GETTING IT RIGHT:  Practice in front of a mirror for maximum visual feedback.  
 
Stand about 10-15cm away from a kitchen chair and simply sit down and then stand back up again paying attention to how the movement feels.
Repeat, but this time look at what your knees are doing.  Do they drop towards each other.  Do you lean forward as you sit down? Did you just plop down on the seat and then put your hands on your knees to get back up again?  If so, the chances are that your gluteal muscles are slacking in their responsibilities!
IF YOUR KNEE DROPS IN:  Repeat the exercise slowly and when you see your knee fall inwards really concentrate on keeping them apart.  Think about keeping the outside of the knee over the outside of your little toe.  It is not expected that you do this, but just thinking that you are helps to control your muscles.  Once you can do this, progress to using a band around your upper knees as this will really fire-up your gluteals and help correct the inward movement.
IF YOU DROP TO THE SEAT:  Repeat the exercise slowly and when you feel your body dropping away really concentrate on slowing the fall.  Notice when you started to drop and next time really concentrate on keeping the movement controlled.  Keep practicing regularly until you can just ‘kiss’ the edge of the chair with your bottom and  then stand up immediately.
IF YOUR CHEST FALLS FORWARD:  Repeat the exercise holding a broom handle or similar object above your head. This encourages the chest to stay in a more upright position and helps stop the knees tracking forwards over the toes.
IF YOU PUT YOUR HANDS ON YOUR LEGS TO PUSH YOU UP:  Fold your arms and hold them out in front of you.  As you stand up push the floor away as if pushing it away through your heels.  This will engage your gluteal muscles more and propel you upwards.
 
Essentially the squat when performed properly is similar to sitting down.  The hips travel backwards, the chest is held high, the knees hinge and the buttocks lower.  Depending on your hip anatomy the squat can be performed to parallel with the floor or lower (some people can squat down in a hunker position with feet flat on floor and bottom touching the back of their calves).  Be aware that the further the knee travels forwards over the toes the more stress is placed on the knees.  This is why learning the sit-squat to a bench/chair is the key to good squat technique.  Once you have the technique mastered your swimmer can progress to band  workouts and weighted squats.
 
The following video shows how the muscles work and how to do a squat properly:
 
You Tube link:   https://youtu.be/eb4rKCM3BKM
 
 
PLANK
 
The plank is another one of the king exercises for the pool.  A strong core translates into stronger strokes and more productive kicking.  It is often over-looked because it can be a difficult exercise to master but one that once you’ve got the technique cracked and are doing them consistently you will feel the difference in the pool.
 
To do the plank properly come down so that your elbows, feet and hands are touching the floor

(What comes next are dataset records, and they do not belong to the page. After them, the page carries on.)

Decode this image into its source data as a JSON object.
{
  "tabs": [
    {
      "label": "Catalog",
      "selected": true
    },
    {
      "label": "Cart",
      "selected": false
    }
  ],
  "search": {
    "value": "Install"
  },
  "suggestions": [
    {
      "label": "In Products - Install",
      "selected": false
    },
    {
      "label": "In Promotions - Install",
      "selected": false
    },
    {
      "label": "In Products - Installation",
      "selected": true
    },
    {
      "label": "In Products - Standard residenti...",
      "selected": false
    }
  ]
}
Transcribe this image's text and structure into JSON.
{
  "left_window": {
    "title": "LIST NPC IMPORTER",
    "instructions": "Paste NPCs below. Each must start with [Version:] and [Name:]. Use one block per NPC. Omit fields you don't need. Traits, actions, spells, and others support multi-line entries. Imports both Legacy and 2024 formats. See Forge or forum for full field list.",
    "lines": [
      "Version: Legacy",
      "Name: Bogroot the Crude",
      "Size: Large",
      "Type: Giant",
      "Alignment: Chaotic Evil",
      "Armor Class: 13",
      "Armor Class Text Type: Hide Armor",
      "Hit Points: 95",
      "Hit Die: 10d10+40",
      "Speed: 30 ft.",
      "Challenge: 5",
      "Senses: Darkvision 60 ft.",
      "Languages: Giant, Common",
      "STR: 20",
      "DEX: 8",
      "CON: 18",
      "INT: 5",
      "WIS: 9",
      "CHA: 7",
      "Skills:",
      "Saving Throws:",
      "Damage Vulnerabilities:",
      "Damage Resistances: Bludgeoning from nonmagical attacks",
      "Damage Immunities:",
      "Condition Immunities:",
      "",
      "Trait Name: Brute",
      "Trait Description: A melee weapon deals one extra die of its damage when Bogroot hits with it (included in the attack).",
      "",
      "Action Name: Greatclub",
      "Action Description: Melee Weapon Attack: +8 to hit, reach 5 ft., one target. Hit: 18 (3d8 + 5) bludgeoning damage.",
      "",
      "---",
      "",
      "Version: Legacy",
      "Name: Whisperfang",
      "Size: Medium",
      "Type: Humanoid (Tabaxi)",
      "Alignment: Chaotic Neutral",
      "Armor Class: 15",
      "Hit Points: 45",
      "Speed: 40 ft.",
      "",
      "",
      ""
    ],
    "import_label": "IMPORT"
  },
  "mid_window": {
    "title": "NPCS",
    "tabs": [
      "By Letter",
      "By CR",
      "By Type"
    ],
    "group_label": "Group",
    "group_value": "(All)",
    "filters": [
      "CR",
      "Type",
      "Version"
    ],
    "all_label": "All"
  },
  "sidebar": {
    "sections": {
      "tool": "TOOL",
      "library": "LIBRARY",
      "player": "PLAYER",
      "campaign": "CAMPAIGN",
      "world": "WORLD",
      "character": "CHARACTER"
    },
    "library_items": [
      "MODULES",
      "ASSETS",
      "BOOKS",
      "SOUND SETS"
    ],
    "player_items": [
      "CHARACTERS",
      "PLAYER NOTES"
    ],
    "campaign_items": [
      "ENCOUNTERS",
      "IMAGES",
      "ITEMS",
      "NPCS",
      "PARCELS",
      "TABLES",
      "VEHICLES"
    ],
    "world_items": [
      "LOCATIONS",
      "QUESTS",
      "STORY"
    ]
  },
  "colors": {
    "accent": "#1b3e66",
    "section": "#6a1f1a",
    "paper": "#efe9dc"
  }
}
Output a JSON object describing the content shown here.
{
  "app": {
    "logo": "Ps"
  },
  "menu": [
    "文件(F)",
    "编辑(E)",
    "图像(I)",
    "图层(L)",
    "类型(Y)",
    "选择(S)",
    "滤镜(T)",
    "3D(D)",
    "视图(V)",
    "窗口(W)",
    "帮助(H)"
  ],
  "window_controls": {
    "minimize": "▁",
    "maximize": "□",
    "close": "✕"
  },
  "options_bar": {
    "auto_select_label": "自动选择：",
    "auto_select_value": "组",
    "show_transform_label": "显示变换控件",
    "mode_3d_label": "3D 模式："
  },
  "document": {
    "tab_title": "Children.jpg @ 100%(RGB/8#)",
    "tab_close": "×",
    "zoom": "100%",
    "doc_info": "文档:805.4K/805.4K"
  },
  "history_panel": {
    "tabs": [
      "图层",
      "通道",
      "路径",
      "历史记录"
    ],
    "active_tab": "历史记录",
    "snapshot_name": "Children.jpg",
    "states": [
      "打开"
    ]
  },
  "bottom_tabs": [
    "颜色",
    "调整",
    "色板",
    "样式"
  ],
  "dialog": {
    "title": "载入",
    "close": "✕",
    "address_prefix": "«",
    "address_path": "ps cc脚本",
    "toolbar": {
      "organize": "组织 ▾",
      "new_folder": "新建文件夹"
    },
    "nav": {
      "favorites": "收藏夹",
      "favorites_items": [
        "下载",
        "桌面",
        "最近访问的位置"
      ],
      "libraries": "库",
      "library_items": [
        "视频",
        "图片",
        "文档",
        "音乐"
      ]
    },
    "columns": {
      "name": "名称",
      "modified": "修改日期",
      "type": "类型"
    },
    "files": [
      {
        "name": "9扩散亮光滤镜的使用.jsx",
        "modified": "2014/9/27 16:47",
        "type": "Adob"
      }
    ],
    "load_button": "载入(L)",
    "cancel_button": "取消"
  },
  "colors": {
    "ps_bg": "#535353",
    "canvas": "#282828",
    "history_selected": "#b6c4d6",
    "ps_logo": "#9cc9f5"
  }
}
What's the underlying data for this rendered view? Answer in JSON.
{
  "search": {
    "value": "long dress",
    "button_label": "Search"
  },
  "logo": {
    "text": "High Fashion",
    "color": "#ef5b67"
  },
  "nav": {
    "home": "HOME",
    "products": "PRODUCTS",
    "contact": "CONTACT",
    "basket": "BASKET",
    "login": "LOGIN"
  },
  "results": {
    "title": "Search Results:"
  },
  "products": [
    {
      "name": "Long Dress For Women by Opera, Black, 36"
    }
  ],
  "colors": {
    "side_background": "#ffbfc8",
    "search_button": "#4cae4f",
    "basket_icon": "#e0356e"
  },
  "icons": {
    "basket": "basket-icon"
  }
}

Your elbows are directly below your shoulders and your body is in a straight line through ankles, hips and shoulders (imagine a line being drawn from your ankles to your shoulders. 
Head is held in a neutral position with eyes looking just between your hands
Engage your core by pulling in your tummy and pelvic floor (peeing muscle!) with about 30% effort.  If you think about pulling your tummy in just under your rib cage it helps.
Make sure that your shoulders remain apart and do not move towards each other
Hold this position whilst breathing in a controlled manner
As soon as you feel your hips sag towards the floor or your bottom is higher than your shoulders then stop, have a rest and repeat.
Start at 15 seconds and aim for a minute.  Done properly after holding a plank for 30 seconds you will really know all about it!
 
The following video is a good introduction on how to do the plank:
 
 
Coach - Tracy Austin (Personal Trainer & PN certified nutrition coach)